I am the type of mother to let the kids touch, feel, taste, and experience things themselves and learn from it. Some may call me laid back, but I do this so I keep my sanity. Imagine if I weren't this way. If I was "on" all the time, and hovered over the kids, and watched their every move and step...I would go nuts! I already do a lot when I am solo...and I couldn't imagine "hovering" to my plate. I want to make my life easier, not more difficult.
I am also a rather calm mother. I am not one to raise my voice, but rather guide the kids with having them make decisions. I totally follow the Love and Logic approach to parenting...and CC has finally fallen into stride with this way, mostly. Yes, I get frustrated and pissed and annoyed and lose it, but all mothers do and that is inevitable. And if I do lose it and raise my voice, the kids get into stride pretty quickly since they know I am not fooling around.
Along the calm line, I also try my hardest to not make empty threats and to follow through on my direction. I want the kids to mind me. Period. For instance, if I say "CC, if you put that buckeye in your mouth one more time, I will take it away" and she puts it in her mouth...I take it away. By this point, the kids know I mean business, and they have one chance. Ok, ok, who am I fooling...sometimes I have to repeat myself over and over ("CC, put on your coat. CC. CC put your coat on...CC put your coat on...), but that is just part of the game with little ones. Practice makes perfect, and I strive to keep calm and have my kids follow my direction, the first time I say it.

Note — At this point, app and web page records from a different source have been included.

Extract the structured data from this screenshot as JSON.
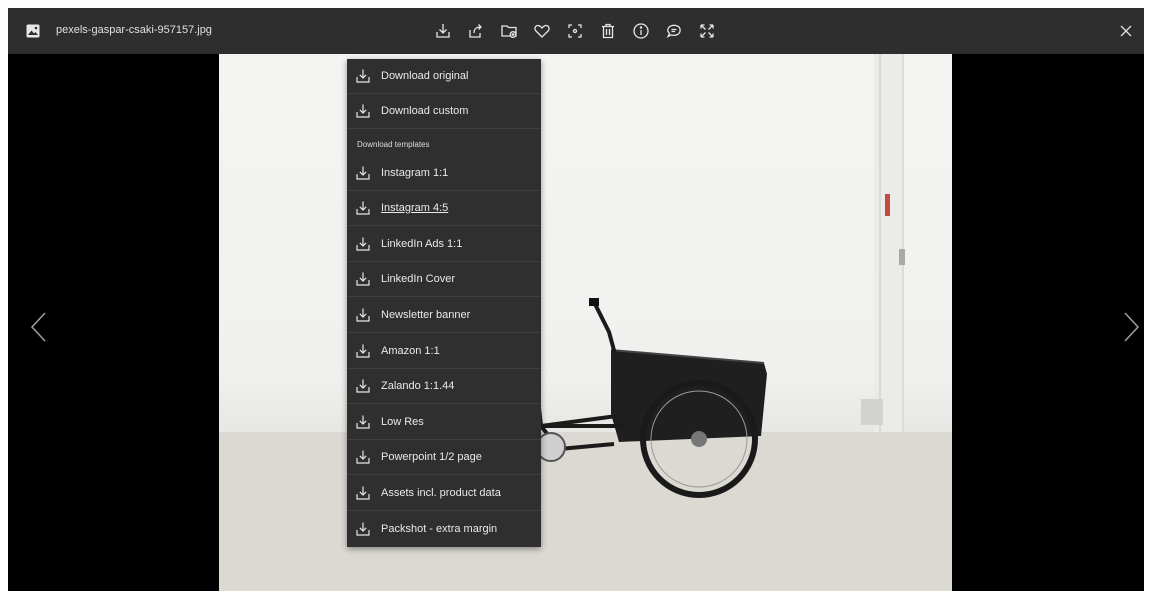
{
  "header": {
    "filename": "pexels-gaspar-csaki-957157.jpg"
  },
  "toolbar": {
    "icons": [
      "download-icon",
      "share-icon",
      "add-to-folder-icon",
      "heart-icon",
      "crop-icon",
      "trash-icon",
      "info-icon",
      "comment-icon",
      "fullscreen-icon"
    ]
  },
  "download_menu": {
    "items_top": [
      {
        "label": "Download original"
      },
      {
        "label": "Download custom"
      }
    ],
    "section_title": "Download templates",
    "templates": [
      {
        "label": "Instagram 1:1"
      },
      {
        "label": "Instagram 4:5"
      },
      {
        "label": "LinkedIn Ads 1:1"
      },
      {
        "label": "LinkedIn Cover"
      },
      {
        "label": "Newsletter banner"
      },
      {
        "label": "Amazon 1:1"
      },
      {
        "label": "Zalando 1:1.44"
      },
      {
        "label": "Low Res"
      },
      {
        "label": "Powerpoint 1/2 page"
      },
      {
        "label": "Assets incl. product data"
      },
      {
        "label": "Packshot - extra margin"
      }
    ],
    "hovered_item": "Instagram 4:5"
  },
  "colors": {
    "topbar": "#2e2e2e",
    "menu": "#2f2f2f",
    "backdrop": "#000000"
  }
}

Now, there are certain things that I worry about when it comes to this whole pilot lifestyle thing. Are my kids too attached to me? Ben is 4-years-old and a bit of a mama's boy. Yes, I love that. But, at the same time I don't want him so attached to me that it effects him negatively. Will I become that mother who will never think a daughter-in-law is suitable for my "precious little one"?
Will my kids have issues with Daddy being gone so much? Will Ben and CC remember a childhood where Daddy was never around? I worry about this. I am sure Steve worry about this. Hell, Steve was in Puerto Rico when I went into labor with Ben....thus starting the "he almost didn't make it for xxx."
There are a couple things that get me through these negative thoughts:
- I have a good friend who grew up with an airline pilot Dad. She is very well adjusted and very well rounded. She never recalled her father not being their for sports games or the like.
- There are plenty of children who follow in the footsteps of their pilot Dad. Their childhood must not have been so hard for them, if they grow up to be just like Dad.
- "Reality is the world in which you are born" The kids only know Steve as an airline pilot, who is gone when he works. They don't, and won't, know anything different. This is normal for them.
- When Steve is home, he is not distracted with work. He may be distracted with house projects, which is my next blog topic, but he can step away from projects and be with the kids in the drop of a hat, if need be.
Only time will tell how I am doing with these kids. I hope and pray that these kids grow up to be smart, successful, polite, and just all around good people. I have been working on this post for a while now, and it is a totally mish-mosh of thoughts. But, somehow it all comes together. I guess how this whole parenting thing goes: you put together things as best as you know how and somehow it all comes together.